All the way at the back of the 3rd floor, Nagasu-san was sitting cross-legged. Her Samue jacket looked comfortable. On the right side of her laps were several wood carving knives with different shapes of tips. On her left side laid photos of wooden statues. She was working on something, but when I approached her, she stopped her hands and greeted me with a warm smile.
“What are you doing here?”
“I’m carving a small buddha statue.”
“Is it your occupation?”
“Yes, I learned Buddhist sculpture in college, and now I usually teach there. Today I’m here demonstrating how these statues are made.”
This statue that she made for her graduation exhibition won the first prize in 2016. The body of Buddha is made of a single piece of wood (except for what he holds in his hands), the aureole of another piece, and the platform of another.
Carving Buddhist statues requires not only skills but also wealth of knowledge of the history. Nagasu-san says one of the fun parts during her college was to study about Japan’s Buddhist art history in details. Her work is not merely a copy of old statues. Based upon her knowledge, her understanding and her interpretation, a new Buddhist sculpture is born.
“Thank you so much for your explanation. How do you like working like this?”
“It’s a pleasure to meet new people and answer any question they may have.”
“Are there many visitors?”
“Yes, especially those from abroad. They are much more interested in what I do than Japanese people.”
“Thank you for your time.”
I walked toward the other side of the same floor. There and one floor down below, many different items are in display. I really liked this lamp shade. It is made of bamboo. Even the stand, neatly U-shaped on the top, is made of bamboo. I wished I could take this lamp back home in Seattle. And many more things which were in display. But my suitcase is too full. Maybe next time.

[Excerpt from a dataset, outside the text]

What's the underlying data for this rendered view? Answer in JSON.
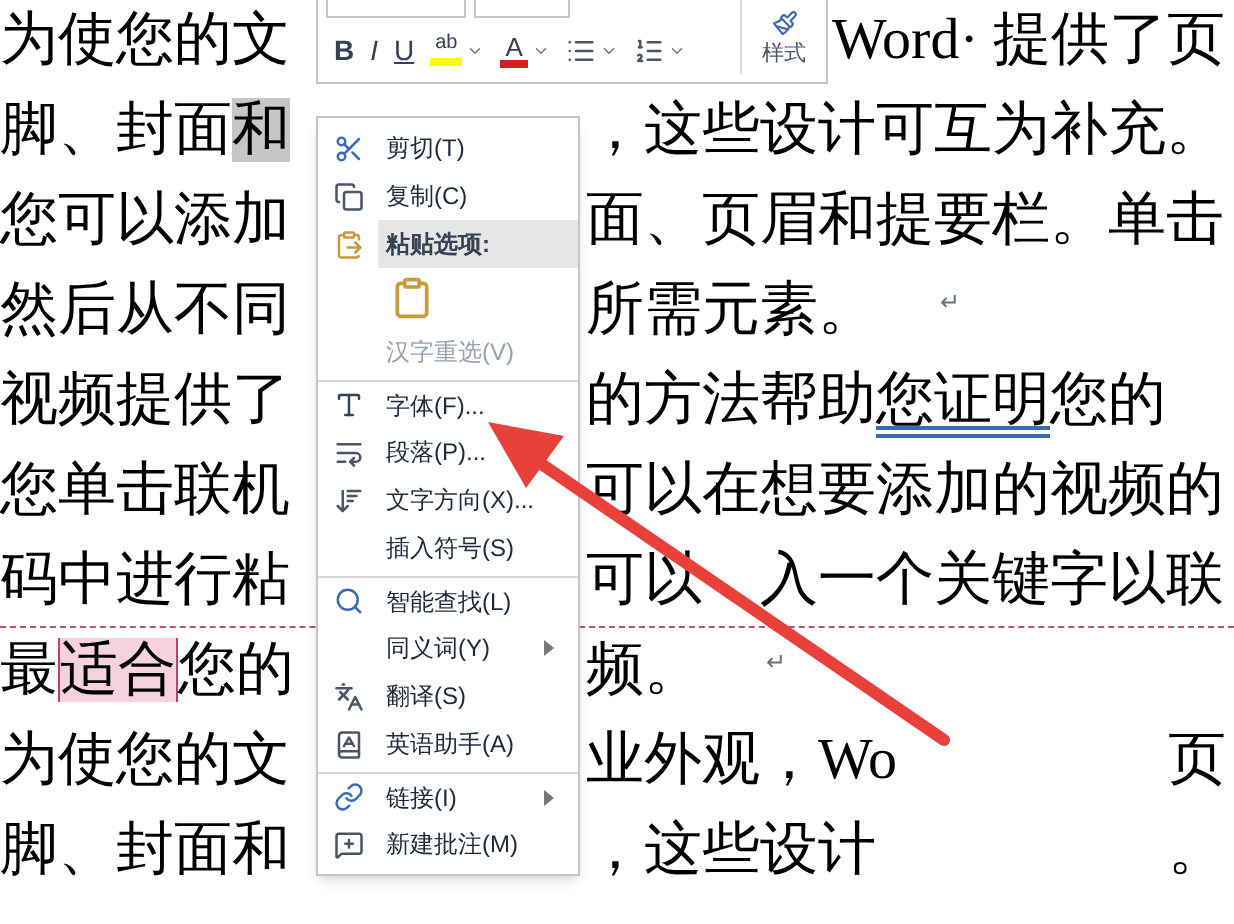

Located in the center of Kyoto City, facing Karasuma-Dori, the name of the building is Gallery of Kyoto Traditional Arts & Crafts. It’s open to public from 10am – 5pm except for Tuesday and Wednesday. This gallery is operated by Nagasu-san’s alma mater, Traditional Arts Super College of Kyoto (TASK), which I was to visit on the following day.